YOUR OBJECTIVE: Would you please copy every line from the records that contains the word "Muting"?

DATA SECTION:
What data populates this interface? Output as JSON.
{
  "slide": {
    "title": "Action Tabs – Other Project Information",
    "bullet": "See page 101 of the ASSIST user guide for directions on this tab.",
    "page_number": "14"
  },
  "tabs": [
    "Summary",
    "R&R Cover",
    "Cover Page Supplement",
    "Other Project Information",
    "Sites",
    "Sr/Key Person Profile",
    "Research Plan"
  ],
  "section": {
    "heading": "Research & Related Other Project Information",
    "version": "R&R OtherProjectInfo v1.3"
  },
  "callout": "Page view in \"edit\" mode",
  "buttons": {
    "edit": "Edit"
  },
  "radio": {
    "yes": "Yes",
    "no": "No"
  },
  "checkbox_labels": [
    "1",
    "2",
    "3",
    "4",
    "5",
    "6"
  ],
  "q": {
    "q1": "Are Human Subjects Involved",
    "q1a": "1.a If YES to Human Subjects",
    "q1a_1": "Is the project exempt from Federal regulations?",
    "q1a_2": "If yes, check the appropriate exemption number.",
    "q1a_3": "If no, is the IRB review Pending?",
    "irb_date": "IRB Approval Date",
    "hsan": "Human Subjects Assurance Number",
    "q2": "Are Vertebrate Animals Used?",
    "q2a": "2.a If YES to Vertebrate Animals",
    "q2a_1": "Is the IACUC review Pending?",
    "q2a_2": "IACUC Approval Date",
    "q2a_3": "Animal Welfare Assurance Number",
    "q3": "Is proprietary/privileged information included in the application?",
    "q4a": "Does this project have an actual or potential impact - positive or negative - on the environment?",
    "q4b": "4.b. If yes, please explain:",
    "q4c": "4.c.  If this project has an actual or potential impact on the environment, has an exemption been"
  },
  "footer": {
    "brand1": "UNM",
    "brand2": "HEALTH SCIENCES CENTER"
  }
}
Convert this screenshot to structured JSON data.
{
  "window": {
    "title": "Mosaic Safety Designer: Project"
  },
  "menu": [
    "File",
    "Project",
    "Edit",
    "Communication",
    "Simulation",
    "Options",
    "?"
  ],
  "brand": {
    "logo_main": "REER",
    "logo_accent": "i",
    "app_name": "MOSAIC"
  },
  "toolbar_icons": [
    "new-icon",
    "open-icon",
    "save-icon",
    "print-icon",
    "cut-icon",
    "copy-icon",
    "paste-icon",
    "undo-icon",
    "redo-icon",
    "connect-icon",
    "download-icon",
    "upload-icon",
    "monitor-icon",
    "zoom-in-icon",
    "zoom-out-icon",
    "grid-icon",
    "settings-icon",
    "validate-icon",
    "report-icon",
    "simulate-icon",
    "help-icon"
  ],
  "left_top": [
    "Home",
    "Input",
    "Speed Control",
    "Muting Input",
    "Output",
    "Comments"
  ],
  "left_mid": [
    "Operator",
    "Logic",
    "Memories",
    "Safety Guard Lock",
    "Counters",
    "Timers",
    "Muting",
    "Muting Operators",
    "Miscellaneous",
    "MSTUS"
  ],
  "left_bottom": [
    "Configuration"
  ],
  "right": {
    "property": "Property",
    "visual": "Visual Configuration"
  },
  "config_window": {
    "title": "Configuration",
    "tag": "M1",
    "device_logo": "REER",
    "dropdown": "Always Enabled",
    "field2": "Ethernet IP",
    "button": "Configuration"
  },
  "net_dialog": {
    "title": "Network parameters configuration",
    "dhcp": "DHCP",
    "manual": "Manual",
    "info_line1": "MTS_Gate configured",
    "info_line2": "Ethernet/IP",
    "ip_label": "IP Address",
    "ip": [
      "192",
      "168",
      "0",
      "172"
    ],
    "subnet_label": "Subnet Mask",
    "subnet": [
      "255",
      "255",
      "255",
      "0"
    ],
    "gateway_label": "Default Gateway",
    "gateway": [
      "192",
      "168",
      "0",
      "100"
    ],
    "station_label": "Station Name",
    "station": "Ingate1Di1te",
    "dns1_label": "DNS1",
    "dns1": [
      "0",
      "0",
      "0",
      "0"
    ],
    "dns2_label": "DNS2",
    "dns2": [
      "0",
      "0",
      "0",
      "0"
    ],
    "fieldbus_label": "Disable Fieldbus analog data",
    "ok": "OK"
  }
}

RESPONSE TO THIS TASK:
    "Muting Input",
    "Muting",
    "Muting Operators",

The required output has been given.